THE CITY REBORN FROM THE ASHES OF AMERICA'S MOST DISASTROUS FOREST FIRE
Tales from the old-timer
Issue Date: April 9, 2014
By Jane Thibodeau Martin,
daughter of the Old-Timer
I grew up in an old farmhouse. There was one bathroom for our family of six. It had a claw-footed bathtub, and every Saturday night, whether we needed it or not, my sister and I got a bath.
We sisters were put in the tub together for many years, and Mom washed our hair with Prell shampoo. We liked the bath but hated the shampoo. Then we got our flannel pajamas on and sat in front of the wood furnace registers (if it was winter) to wait for our hair to dry before going to bed. No hair dryer until I was in middle school, when my Mom got a suitcase-sized hair dryer with a long tube feeding warm air into a plastic bonnet you placed over your head. It was terribly loud, but we found it quite glamorous.
These days it would be unusual for a house to be built without at least two bathrooms, and certainly no house gets built without a shower today. The standard now is everyone showers daily - either before or after work, depending on the type of work.
The roots of the custom of a Saturday night bath were probably another result of our agricultural heritage. You worked hard all week, milking, hauling manure, and working in the fields or forests. It didnt pay to bathe, because youd just get dirty and stinky again immediately the next day.
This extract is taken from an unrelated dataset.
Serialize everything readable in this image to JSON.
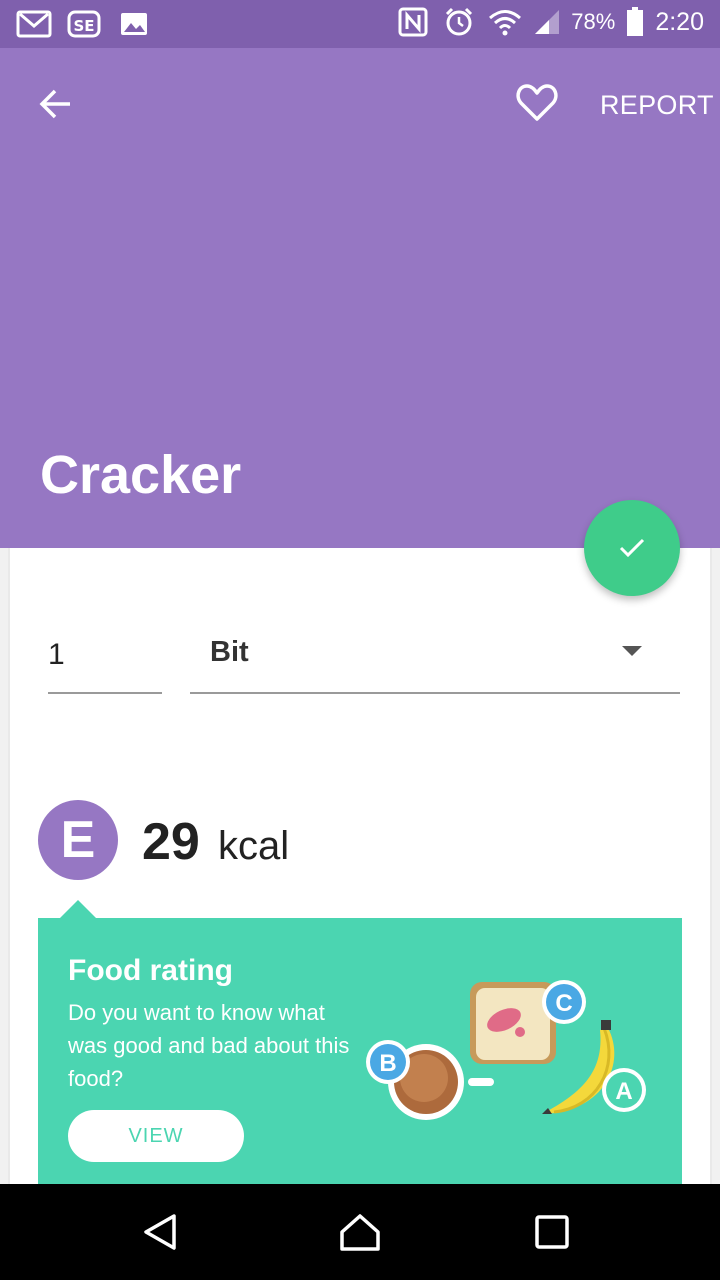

You probably didnt change your clothes daily either, for the same reason, and because the woman of the house only did laundry once a week or so .not to mention you only had a few outfits of clothing. No big walk-in closets packed with choices in those days. Kids had a pair of shoes, maybe two counting a pair for fancy events like church.
So a Saturday night bath made sense - Sunday being church day, and a day of rest from most of the labors (of course cows still needed to be fed and milked). Saturday night you cleaned up, and Sunday was the fresh start to a new week.
I had a good friend in grade school whose family did not have an indoor bathroom, relying on the traditional outhouse and doing wash-ups in the kitchen sink as needed. And my husbands farming family didnt acquire an indoor toilet until he was midway through school, either. So a single indoor bathroom like my family had, humble as it might be, was still probably an appreciated convenience for the generation prior to mine. My maternal grandmother had a shower, and I thought that was pretty exotic.
Now we all shower daily, change clothes daily (at least once, sometimes more) and have a large variety of toiletries that seem to be necessities - but our history tells us little of this is actually necessary. We all wonder why we are constantly busy .we might be amazed how much spare time wed have if we adopted the toiletry and clothing habits our parents and grandparents had. Few of us do the kind of work that causes us to actually get dirty, and probably few if any would notice if we cut back a little and used that time to read books or indulge in other relaxing leisure pursuits.
Now, we even haul our dogs in for bathing, which they probably enjoy about as much as I liked my Saturday night shampooing. I can guarantee you none of the hard-working farm dogs our forbearers depended on ever got a bath, and they probably could have used one a lot more than your poodle does.